Set in the 25th Century, after the world has been devastated by pollution and war, three multi-cultural young scientists (Terry Lester, Jean Marie Hon, and Jose Flores) and their talking chimp, Adam, roam the post-Apocalyptic wasteland in a super-advanced RV, bringing the benefits of science and good morals to the primitive remnants of humanity. That’s right – it’s DAMNATION ALLEY for adolescents!
Surprisingly, the show holds up pretty well. Despite the low budget, the production values are quite good, and the Ark and its accessories are pretty impressive gadgets, even today. The earnest young cast manages to play their underwritten roles with conviction, and, thankfully, the chimpanzee is never all that annoying.
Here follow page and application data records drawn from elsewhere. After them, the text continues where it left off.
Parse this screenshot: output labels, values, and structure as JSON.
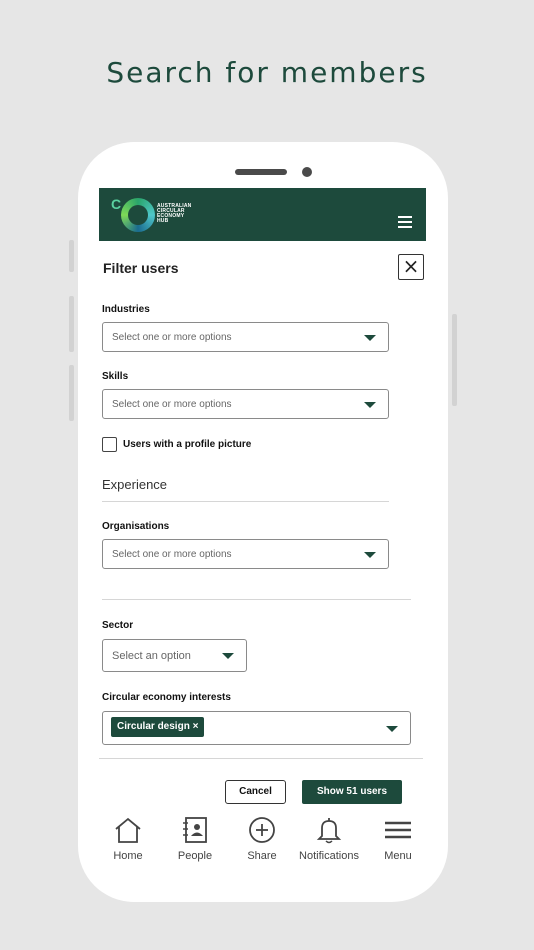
{
  "headline": "Search for members",
  "app": {
    "logo_lines": [
      "AUSTRALIAN",
      "CIRCULAR",
      "ECONOMY",
      "HUB"
    ],
    "brand_color": "#1d4a3c",
    "menu_icon": "hamburger-icon"
  },
  "filter": {
    "title": "Filter users",
    "close_icon": "close-icon",
    "industries": {
      "label": "Industries",
      "placeholder": "Select one or more options"
    },
    "skills": {
      "label": "Skills",
      "placeholder": "Select one or more options"
    },
    "profile_picture": {
      "label": "Users with a profile picture",
      "checked": false
    },
    "experience_heading": "Experience",
    "organisations": {
      "label": "Organisations",
      "placeholder": "Select one or more options"
    },
    "sector": {
      "label": "Sector",
      "placeholder": "Select an option"
    },
    "ce_interests": {
      "label": "Circular economy interests",
      "tags": [
        "Circular design ×"
      ]
    },
    "cancel_label": "Cancel",
    "show_label": "Show 51 users"
  },
  "nav": [
    {
      "label": "Home",
      "icon": "home-icon"
    },
    {
      "label": "People",
      "icon": "people-icon"
    },
    {
      "label": "Share",
      "icon": "plus-circle-icon"
    },
    {
      "label": "Notifications",
      "icon": "bell-icon"
    },
    {
      "label": "Menu",
      "icon": "menu-icon"
    }
  ]
}
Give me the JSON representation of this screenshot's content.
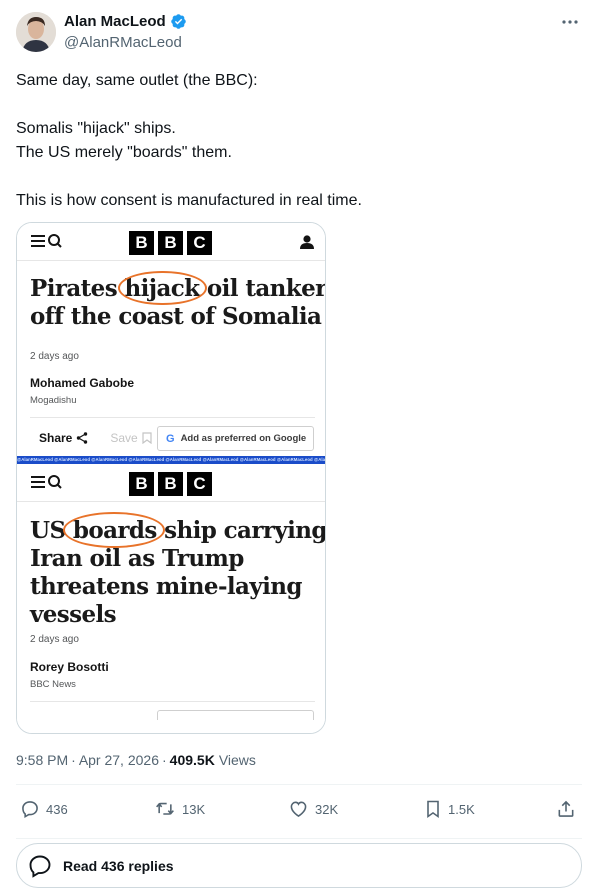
{
  "author": {
    "name": "Alan MacLeod",
    "handle": "@AlanRMacLeod",
    "verified": true,
    "accent_color": "#1d9bf0"
  },
  "tweet": {
    "line1": "Same day, same outlet (the BBC):",
    "line2": "Somalis \"hijack\" ships.",
    "line3": "The US merely \"boards\" them.",
    "line4": "This is how consent is manufactured in real time."
  },
  "media": {
    "logo_letters": [
      "B",
      "B",
      "C"
    ],
    "watermark": "@AlanRMacLeod @AlanRMacLeod @AlanRMacLeod @AlanRMacLeod @AlanRMacLeod @AlanRMacLeod @AlanRMacLeod @AlanRMacLeod @AlanRMacLeod @AlanRMacLeod @AlanRMacLeod @AlanRMacLeod",
    "highlight_color": "#e8732a",
    "article1": {
      "headline_before": "Pirates ",
      "headline_highlight": "hijack",
      "headline_after_line1": " oil tanker",
      "headline_line2": "off the coast of Somalia",
      "date": "2 days ago",
      "byline": "Mohamed Gabobe",
      "location": "Mogadishu",
      "share_label": "Share",
      "save_label": "Save",
      "preferred_label": "Add as preferred on Google"
    },
    "article2": {
      "headline_before": "US ",
      "headline_highlight": "boards",
      "headline_after_line1": " ship carrying",
      "headline_line2": "Iran oil as Trump",
      "headline_line3": "threatens mine-laying",
      "headline_line4": "vessels",
      "date": "2 days ago",
      "byline": "Rorey Bosotti",
      "location": "BBC News"
    }
  },
  "meta": {
    "time": "9:58 PM",
    "date": "Apr 27, 2026",
    "views_count": "409.5K",
    "views_label": "Views",
    "separator": "·"
  },
  "actions": {
    "replies": "436",
    "reposts": "13K",
    "likes": "32K",
    "bookmarks": "1.5K"
  },
  "read_replies": "Read 436 replies"
}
Scripts range from quite good to insultingly bad, but are usually somewhere in the middle, and despite the grim setting, the stories all offer hope and a solid moral lesson. Fortunately, these “lessons” are not as heavy handed as in later Filmation shows, and are delivered without the usual sledgehammer tactics. Guest stars include Jonathan Harris, Malachi Throne, Geoffrey Lewis, Jim Backus and a teenaged Helen Hunt.
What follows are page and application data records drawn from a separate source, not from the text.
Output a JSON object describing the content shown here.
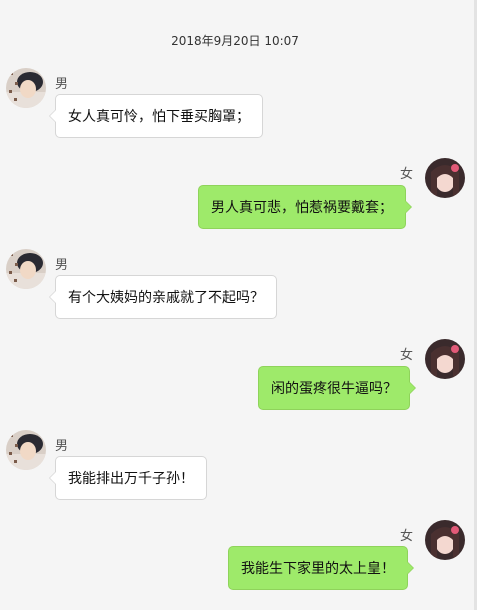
{
  "timestamp": "2018年9月20日 10:07",
  "male_avatar_icon": "male-avatar-icon",
  "female_avatar_icon": "female-avatar-icon",
  "messages": [
    {
      "sender": "男",
      "side": "left",
      "text": "女人真可怜，怕下垂买胸罩；"
    },
    {
      "sender": "女",
      "side": "right",
      "text": "男人真可悲，怕惹祸要戴套；"
    },
    {
      "sender": "男",
      "side": "left",
      "text": "有个大姨妈的亲戚就了不起吗？"
    },
    {
      "sender": "女",
      "side": "right",
      "text": "闲的蛋疼很牛逼吗？"
    },
    {
      "sender": "男",
      "side": "left",
      "text": "我能排出万千子孙！"
    },
    {
      "sender": "女",
      "side": "right",
      "text": "我能生下家里的太上皇！"
    }
  ],
  "colors": {
    "background": "#f5f5f5",
    "left_bubble": "#ffffff",
    "right_bubble": "#9eea6a"
  }
}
BCI has placed all 15 episodes on 4 discs. Unfortunately, the transfers are not very impressive. Presented in their original full-screen TV aspect ratio, the source material is faded and grainy, although relatively free of damage or debris. Still, considering that the show is nearly 30 years old, and was probably shot on a budget of $100 bucks an episode, we’re probably lucky the episodes look as good as they do.
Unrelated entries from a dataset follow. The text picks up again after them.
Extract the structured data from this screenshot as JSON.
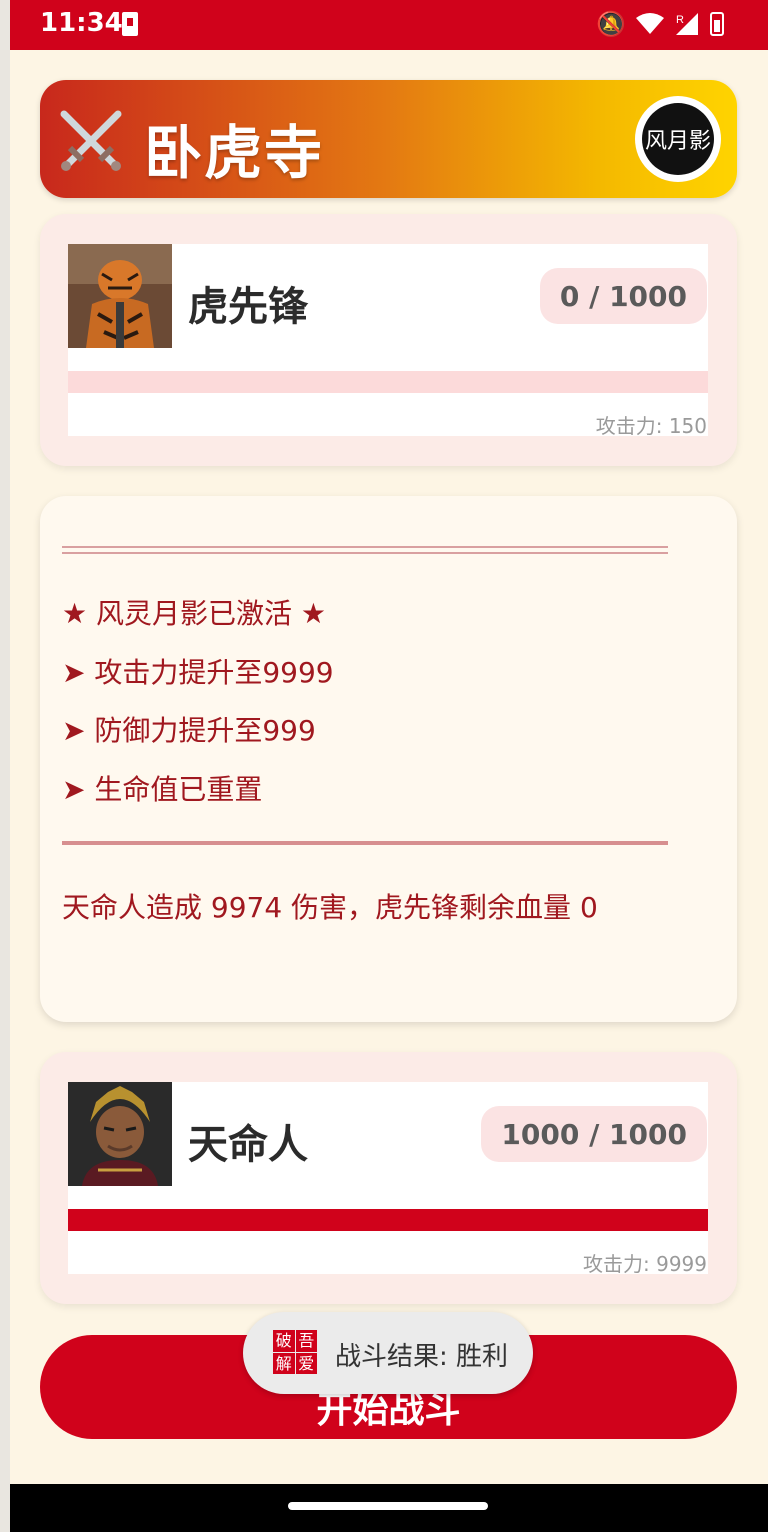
{
  "status_bar": {
    "time": "11:34",
    "icons": [
      "sim-card-icon",
      "mute-icon",
      "wifi-icon",
      "signal-roaming-icon",
      "battery-charging-icon"
    ],
    "roaming": "R"
  },
  "header": {
    "emoji": "⚔️",
    "title": "卧虎寺",
    "logo_text": "风月影"
  },
  "enemy": {
    "name": "虎先锋",
    "hp_text": "0 / 1000",
    "hp_fraction": 0,
    "attack_text": "攻击力: 150"
  },
  "battle_log": {
    "divider_top": "═══════════════════════════",
    "lines": [
      "★ 风灵月影已激活 ★",
      "➤ 攻击力提升至9999",
      "➤ 防御力提升至999",
      "➤ 生命值已重置"
    ],
    "divider_bottom": "───────────────────────────",
    "result_line": "天命人造成 9974 伤害，虎先锋剩余血量 0"
  },
  "player": {
    "name": "天命人",
    "hp_text": "1000 / 1000",
    "hp_fraction": 1,
    "attack_text": "攻击力: 9999"
  },
  "action": {
    "button_label": "开始战斗"
  },
  "toast": {
    "icon_chars": [
      "破",
      "吾",
      "解",
      "爱"
    ],
    "message": "战斗结果: 胜利"
  },
  "colors": {
    "primary_red": "#d0021b",
    "background": "#fdf5e4",
    "log_text": "#a0181f"
  }
}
As with their animated Filmation releases, ARK II – THE COMPLETE SERIES, comes with an bunch of bonus features, including audio commentaries on two episodes, a full-length “Making Of” documentary, several photo and art galleries, and all 15 scripts, plus the series bible, on DVD-ROM.
Ultimately, ARK II is good kid’s show and a relatively decent example of 70’s TV sci-fi, and I really enjoyed watching these episodes again. If it’s a fond memory from your childhood, you may want to pick it up, despite the less-than-reference-quality transfers.